A common complaint from my patients is they want sex but they don’t get much – or any. At first this sounds a bit superfluous or petty. On the list of life’s needs – security, a stable income, good health, etc. isn’t the lack of sex petty? I take the matter seriously. According to one study ~ 70% of people who file for divorce list ‘lack of sex’ among the top reasons for incompatibility.

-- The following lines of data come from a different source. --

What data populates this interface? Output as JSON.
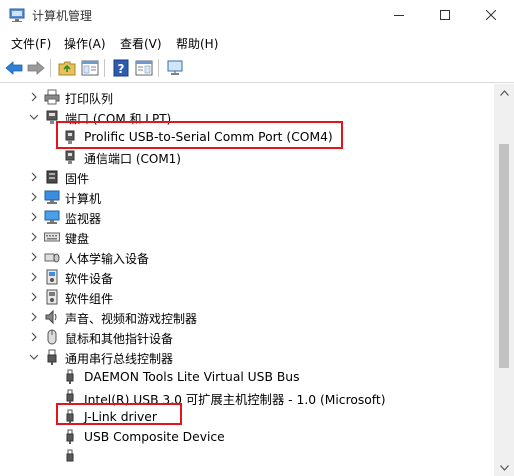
{
  "window": {
    "title": "计算机管理"
  },
  "menu": {
    "items": [
      "文件(F)",
      "操作(A)",
      "查看(V)",
      "帮助(H)"
    ]
  },
  "toolbar": {
    "buttons": [
      "back-arrow-icon",
      "forward-arrow-icon",
      "up-folder-icon",
      "show-hide-tree-icon",
      "help-icon",
      "properties-icon",
      "monitor-icon"
    ]
  },
  "tree": {
    "printers": "打印队列",
    "ports": "端口 (COM 和 LPT)",
    "port_prolific": "Prolific USB-to-Serial Comm Port (COM4)",
    "port_com1": "通信端口 (COM1)",
    "firmware": "固件",
    "computer": "计算机",
    "monitors": "监视器",
    "keyboards": "键盘",
    "hid": "人体学输入设备",
    "software_devices": "软件设备",
    "software_components": "软件组件",
    "sound": "声音、视频和游戏控制器",
    "mice": "鼠标和其他指针设备",
    "usb": "通用串行总线控制器",
    "usb_daemon": "DAEMON Tools Lite Virtual USB Bus",
    "usb_intel": "Intel(R) USB 3.0 可扩展主机控制器 - 1.0 (Microsoft)",
    "usb_jlink": "J-Link driver",
    "usb_composite": "USB Composite Device"
  },
  "highlight_color": "#e5141a"
}
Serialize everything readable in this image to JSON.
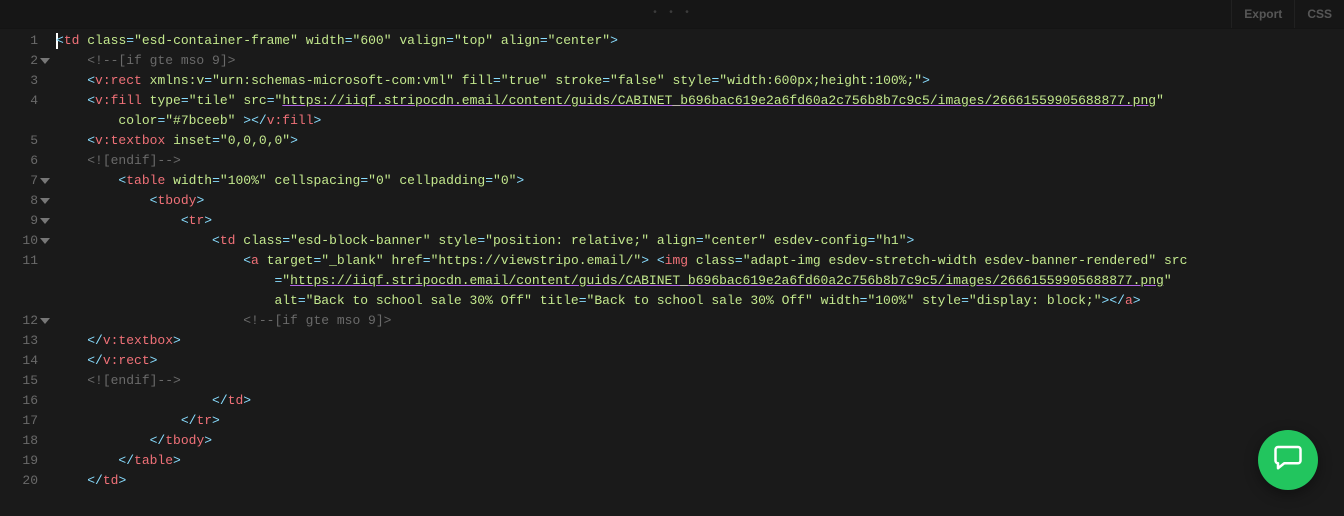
{
  "topbar": {
    "export": "Export",
    "css": "CSS"
  },
  "lines": [
    {
      "n": 1,
      "fold": false,
      "indent": 0,
      "segs": [
        {
          "txt": "<",
          "cls": "p"
        },
        {
          "txt": "td",
          "cls": "t"
        },
        {
          "txt": " ",
          "cls": "w"
        },
        {
          "txt": "class",
          "cls": "a"
        },
        {
          "txt": "=",
          "cls": "p"
        },
        {
          "txt": "\"esd-container-frame\"",
          "cls": "s"
        },
        {
          "txt": " ",
          "cls": "w"
        },
        {
          "txt": "width",
          "cls": "a"
        },
        {
          "txt": "=",
          "cls": "p"
        },
        {
          "txt": "\"600\"",
          "cls": "s"
        },
        {
          "txt": " ",
          "cls": "w"
        },
        {
          "txt": "valign",
          "cls": "a"
        },
        {
          "txt": "=",
          "cls": "p"
        },
        {
          "txt": "\"top\"",
          "cls": "s"
        },
        {
          "txt": " ",
          "cls": "w"
        },
        {
          "txt": "align",
          "cls": "a"
        },
        {
          "txt": "=",
          "cls": "p"
        },
        {
          "txt": "\"center\"",
          "cls": "s"
        },
        {
          "txt": ">",
          "cls": "p"
        }
      ],
      "cursor": true
    },
    {
      "n": 2,
      "fold": true,
      "indent": 1,
      "segs": [
        {
          "txt": "<!--[if gte mso 9]>",
          "cls": "c"
        }
      ]
    },
    {
      "n": 3,
      "fold": false,
      "indent": 1,
      "segs": [
        {
          "txt": "<",
          "cls": "p"
        },
        {
          "txt": "v:rect",
          "cls": "t"
        },
        {
          "txt": " ",
          "cls": "w"
        },
        {
          "txt": "xmlns:v",
          "cls": "a"
        },
        {
          "txt": "=",
          "cls": "p"
        },
        {
          "txt": "\"urn:schemas-microsoft-com:vml\"",
          "cls": "s"
        },
        {
          "txt": " ",
          "cls": "w"
        },
        {
          "txt": "fill",
          "cls": "a"
        },
        {
          "txt": "=",
          "cls": "p"
        },
        {
          "txt": "\"true\"",
          "cls": "s"
        },
        {
          "txt": " ",
          "cls": "w"
        },
        {
          "txt": "stroke",
          "cls": "a"
        },
        {
          "txt": "=",
          "cls": "p"
        },
        {
          "txt": "\"false\"",
          "cls": "s"
        },
        {
          "txt": " ",
          "cls": "w"
        },
        {
          "txt": "style",
          "cls": "a"
        },
        {
          "txt": "=",
          "cls": "p"
        },
        {
          "txt": "\"width:600px;height:100%;\"",
          "cls": "s"
        },
        {
          "txt": ">",
          "cls": "p"
        }
      ]
    },
    {
      "n": 4,
      "fold": false,
      "indent": 1,
      "segs": [
        {
          "txt": "<",
          "cls": "p"
        },
        {
          "txt": "v:fill",
          "cls": "t"
        },
        {
          "txt": " ",
          "cls": "w"
        },
        {
          "txt": "type",
          "cls": "a"
        },
        {
          "txt": "=",
          "cls": "p"
        },
        {
          "txt": "\"tile\"",
          "cls": "s"
        },
        {
          "txt": " ",
          "cls": "w"
        },
        {
          "txt": "src",
          "cls": "a"
        },
        {
          "txt": "=",
          "cls": "p"
        },
        {
          "txt": "\"",
          "cls": "s"
        },
        {
          "txt": "https://iiqf.stripocdn.email/content/guids/CABINET_b696bac619e2a6fd60a2c756b8b7c9c5/images/26661559905688877.png",
          "cls": "url"
        },
        {
          "txt": "\"",
          "cls": "s"
        }
      ]
    },
    {
      "n": "4b",
      "fold": false,
      "indent": 2,
      "segs": [
        {
          "txt": "color",
          "cls": "a"
        },
        {
          "txt": "=",
          "cls": "p"
        },
        {
          "txt": "\"#7bceeb\"",
          "cls": "s"
        },
        {
          "txt": " >",
          "cls": "p"
        },
        {
          "txt": "</",
          "cls": "p"
        },
        {
          "txt": "v:fill",
          "cls": "t"
        },
        {
          "txt": ">",
          "cls": "p"
        }
      ]
    },
    {
      "n": 5,
      "fold": false,
      "indent": 1,
      "segs": [
        {
          "txt": "<",
          "cls": "p"
        },
        {
          "txt": "v:textbox",
          "cls": "t"
        },
        {
          "txt": " ",
          "cls": "w"
        },
        {
          "txt": "inset",
          "cls": "a"
        },
        {
          "txt": "=",
          "cls": "p"
        },
        {
          "txt": "\"0,0,0,0\"",
          "cls": "s"
        },
        {
          "txt": ">",
          "cls": "p"
        }
      ]
    },
    {
      "n": 6,
      "fold": false,
      "indent": 1,
      "segs": [
        {
          "txt": "<![endif]-->",
          "cls": "c"
        }
      ]
    },
    {
      "n": 7,
      "fold": true,
      "indent": 2,
      "segs": [
        {
          "txt": "<",
          "cls": "p"
        },
        {
          "txt": "table",
          "cls": "t"
        },
        {
          "txt": " ",
          "cls": "w"
        },
        {
          "txt": "width",
          "cls": "a"
        },
        {
          "txt": "=",
          "cls": "p"
        },
        {
          "txt": "\"100%\"",
          "cls": "s"
        },
        {
          "txt": " ",
          "cls": "w"
        },
        {
          "txt": "cellspacing",
          "cls": "a"
        },
        {
          "txt": "=",
          "cls": "p"
        },
        {
          "txt": "\"0\"",
          "cls": "s"
        },
        {
          "txt": " ",
          "cls": "w"
        },
        {
          "txt": "cellpadding",
          "cls": "a"
        },
        {
          "txt": "=",
          "cls": "p"
        },
        {
          "txt": "\"0\"",
          "cls": "s"
        },
        {
          "txt": ">",
          "cls": "p"
        }
      ]
    },
    {
      "n": 8,
      "fold": true,
      "indent": 3,
      "segs": [
        {
          "txt": "<",
          "cls": "p"
        },
        {
          "txt": "tbody",
          "cls": "t"
        },
        {
          "txt": ">",
          "cls": "p"
        }
      ]
    },
    {
      "n": 9,
      "fold": true,
      "indent": 4,
      "segs": [
        {
          "txt": "<",
          "cls": "p"
        },
        {
          "txt": "tr",
          "cls": "t"
        },
        {
          "txt": ">",
          "cls": "p"
        }
      ]
    },
    {
      "n": 10,
      "fold": true,
      "indent": 5,
      "segs": [
        {
          "txt": "<",
          "cls": "p"
        },
        {
          "txt": "td",
          "cls": "t"
        },
        {
          "txt": " ",
          "cls": "w"
        },
        {
          "txt": "class",
          "cls": "a"
        },
        {
          "txt": "=",
          "cls": "p"
        },
        {
          "txt": "\"esd-block-banner\"",
          "cls": "s"
        },
        {
          "txt": " ",
          "cls": "w"
        },
        {
          "txt": "style",
          "cls": "a"
        },
        {
          "txt": "=",
          "cls": "p"
        },
        {
          "txt": "\"position: relative;\"",
          "cls": "s"
        },
        {
          "txt": " ",
          "cls": "w"
        },
        {
          "txt": "align",
          "cls": "a"
        },
        {
          "txt": "=",
          "cls": "p"
        },
        {
          "txt": "\"center\"",
          "cls": "s"
        },
        {
          "txt": " ",
          "cls": "w"
        },
        {
          "txt": "esdev-config",
          "cls": "a"
        },
        {
          "txt": "=",
          "cls": "p"
        },
        {
          "txt": "\"h1\"",
          "cls": "s"
        },
        {
          "txt": ">",
          "cls": "p"
        }
      ]
    },
    {
      "n": 11,
      "fold": false,
      "indent": 6,
      "segs": [
        {
          "txt": "<",
          "cls": "p"
        },
        {
          "txt": "a",
          "cls": "t"
        },
        {
          "txt": " ",
          "cls": "w"
        },
        {
          "txt": "target",
          "cls": "a"
        },
        {
          "txt": "=",
          "cls": "p"
        },
        {
          "txt": "\"_blank\"",
          "cls": "s"
        },
        {
          "txt": " ",
          "cls": "w"
        },
        {
          "txt": "href",
          "cls": "a"
        },
        {
          "txt": "=",
          "cls": "p"
        },
        {
          "txt": "\"https://viewstripo.email/\"",
          "cls": "s"
        },
        {
          "txt": ">",
          "cls": "p"
        },
        {
          "txt": " ",
          "cls": "w"
        },
        {
          "txt": "<",
          "cls": "p"
        },
        {
          "txt": "img",
          "cls": "t"
        },
        {
          "txt": " ",
          "cls": "w"
        },
        {
          "txt": "class",
          "cls": "a"
        },
        {
          "txt": "=",
          "cls": "p"
        },
        {
          "txt": "\"adapt-img esdev-stretch-width esdev-banner-rendered\"",
          "cls": "s"
        },
        {
          "txt": " ",
          "cls": "w"
        },
        {
          "txt": "src",
          "cls": "a"
        }
      ]
    },
    {
      "n": "11b",
      "fold": false,
      "indent": 7,
      "segs": [
        {
          "txt": "=",
          "cls": "p"
        },
        {
          "txt": "\"",
          "cls": "s"
        },
        {
          "txt": "https://iiqf.stripocdn.email/content/guids/CABINET_b696bac619e2a6fd60a2c756b8b7c9c5/images/26661559905688877.png",
          "cls": "url"
        },
        {
          "txt": "\"",
          "cls": "s"
        }
      ]
    },
    {
      "n": "11c",
      "fold": false,
      "indent": 7,
      "segs": [
        {
          "txt": "alt",
          "cls": "a"
        },
        {
          "txt": "=",
          "cls": "p"
        },
        {
          "txt": "\"Back to school sale 30% Off\"",
          "cls": "s"
        },
        {
          "txt": " ",
          "cls": "w"
        },
        {
          "txt": "title",
          "cls": "a"
        },
        {
          "txt": "=",
          "cls": "p"
        },
        {
          "txt": "\"Back to school sale 30% Off\"",
          "cls": "s"
        },
        {
          "txt": " ",
          "cls": "w"
        },
        {
          "txt": "width",
          "cls": "a"
        },
        {
          "txt": "=",
          "cls": "p"
        },
        {
          "txt": "\"100%\"",
          "cls": "s"
        },
        {
          "txt": " ",
          "cls": "w"
        },
        {
          "txt": "style",
          "cls": "a"
        },
        {
          "txt": "=",
          "cls": "p"
        },
        {
          "txt": "\"display: block;\"",
          "cls": "s"
        },
        {
          "txt": ">",
          "cls": "p"
        },
        {
          "txt": "</",
          "cls": "p"
        },
        {
          "txt": "a",
          "cls": "t"
        },
        {
          "txt": ">",
          "cls": "p"
        }
      ]
    },
    {
      "n": 12,
      "fold": true,
      "indent": 6,
      "segs": [
        {
          "txt": "<!--[if gte mso 9]>",
          "cls": "c"
        }
      ]
    },
    {
      "n": 13,
      "fold": false,
      "indent": 1,
      "segs": [
        {
          "txt": "</",
          "cls": "p"
        },
        {
          "txt": "v:textbox",
          "cls": "t"
        },
        {
          "txt": ">",
          "cls": "p"
        }
      ]
    },
    {
      "n": 14,
      "fold": false,
      "indent": 1,
      "segs": [
        {
          "txt": "</",
          "cls": "p"
        },
        {
          "txt": "v:rect",
          "cls": "t"
        },
        {
          "txt": ">",
          "cls": "p"
        }
      ]
    },
    {
      "n": 15,
      "fold": false,
      "indent": 1,
      "segs": [
        {
          "txt": "<![endif]-->",
          "cls": "c"
        }
      ]
    },
    {
      "n": 16,
      "fold": false,
      "indent": 5,
      "segs": [
        {
          "txt": "</",
          "cls": "p"
        },
        {
          "txt": "td",
          "cls": "t"
        },
        {
          "txt": ">",
          "cls": "p"
        }
      ]
    },
    {
      "n": 17,
      "fold": false,
      "indent": 4,
      "segs": [
        {
          "txt": "</",
          "cls": "p"
        },
        {
          "txt": "tr",
          "cls": "t"
        },
        {
          "txt": ">",
          "cls": "p"
        }
      ]
    },
    {
      "n": 18,
      "fold": false,
      "indent": 3,
      "segs": [
        {
          "txt": "</",
          "cls": "p"
        },
        {
          "txt": "tbody",
          "cls": "t"
        },
        {
          "txt": ">",
          "cls": "p"
        }
      ]
    },
    {
      "n": 19,
      "fold": false,
      "indent": 2,
      "segs": [
        {
          "txt": "</",
          "cls": "p"
        },
        {
          "txt": "table",
          "cls": "t"
        },
        {
          "txt": ">",
          "cls": "p"
        }
      ]
    },
    {
      "n": 20,
      "fold": false,
      "indent": 1,
      "segs": [
        {
          "txt": "</",
          "cls": "p"
        },
        {
          "txt": "td",
          "cls": "t"
        },
        {
          "txt": ">",
          "cls": "p"
        }
      ]
    }
  ]
}
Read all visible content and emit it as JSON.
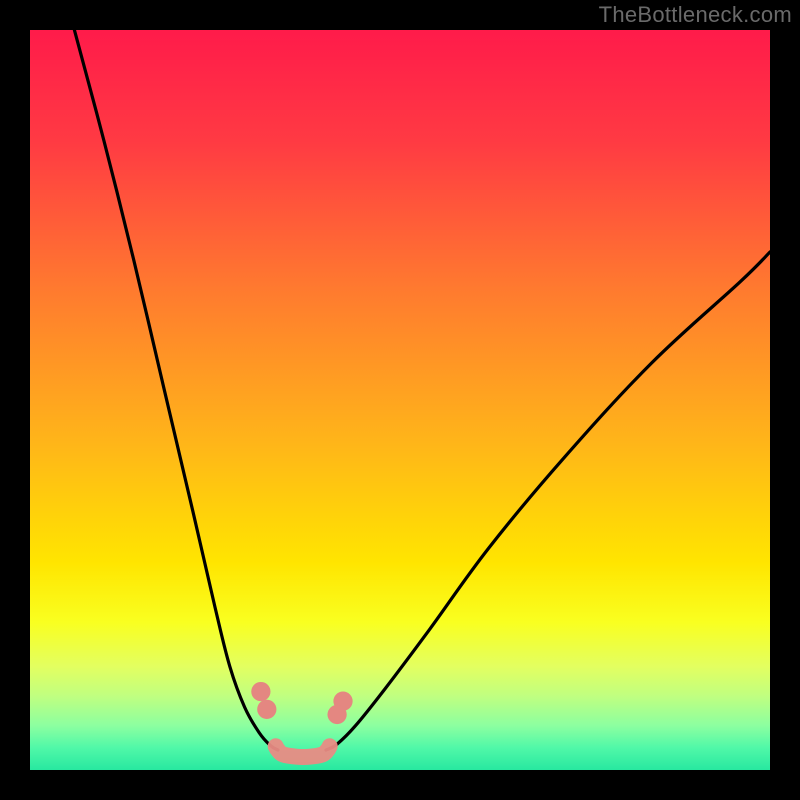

Sex is more than a mere physical act; it symbolizes intimacy, trust, and the absence of loneliness. The person who wants sex often doesn’t clearly ask for it. To initiate sex they creep up upon sideways crab-like using indirect speech acts on the hopes their partner connects the dots and responds in kind. Alas this is all easily deflected.A blunt ‘I want to have sex, do you want to have sex?” (with a blunt ‘no” response) is too hard to do for most people. In the disappointment of being sex-deprived emotions arise such as anger, bad behaviors, and laments to others who will listen. Sometimes the sex-deprived person starts acting out, becoming monstrous or distant or whiny, which further reduces the chance of consummation. They often have affairs – not because the sex-deprived person doesn’t love their partner, but they are acting out on unconscious revenge.
The discussion of ‘why are we not having sex’ is a very difficult one to have. Getting a ‘no’ response is too often painful to chance the topic. A lot of the avoidance is based on shame: it hurts to feel sexually unwanted. It brings up ones worst fears – is there something wrong about me?
Let’s look now at the sex-rejecting partner. He or she often has a problem they are not sharing. They might be thinking “I might be more interested in sex if you were more interested in my day, or if we spent more time with my family, or you weren’t so (fill in the blank)”. Sometimes they have desires not brought up “I might be more interested in sex if we did more cuddling or if you were open to some role-playing or an open relationship or (fill in the blank).” The person deprived of sex usually hasn’t had any opportunity to hear these matters at all or not in a matter of fact no argumentative process.
Marriage counseling sometimes helps – provided the therapist doesn’t take sides and can get both to own up to their own contributions and not let the session turn into a catalog of complaints against the other.
Back in Michigan I knew a sex therapist named Brian. Brian often recommended “the letter exercise”. Both members write a letter titled “What I want from sex”. The letters are to be honest, matter of fact, and forthcoming. Afterwards, each would read the other’s letter, taking it seriously and in earnest. From these manuscripts they would negotiate to find some common ground. Brian was Jewish; he often recommended something I was not aware of: in Orthodox Judaism G-d commands couples to have sex every Friday. Brian would counsel couples to do likewise– maybe not Friday per se but at least once a week regardless. What an idea! He explained this outside order bypasses issues and excuses to enhance the possibility of regularity and comfort of having sex while the couple works things out.
Every couple has different wants and levels of libido. There will always be distractions like children, the internet, and work. Regardless, it is hoped despite distractions and inner-issues something so important as sex and intimacy can be processed without fear or shame towards the goal of a more loving and satisfactory relationship.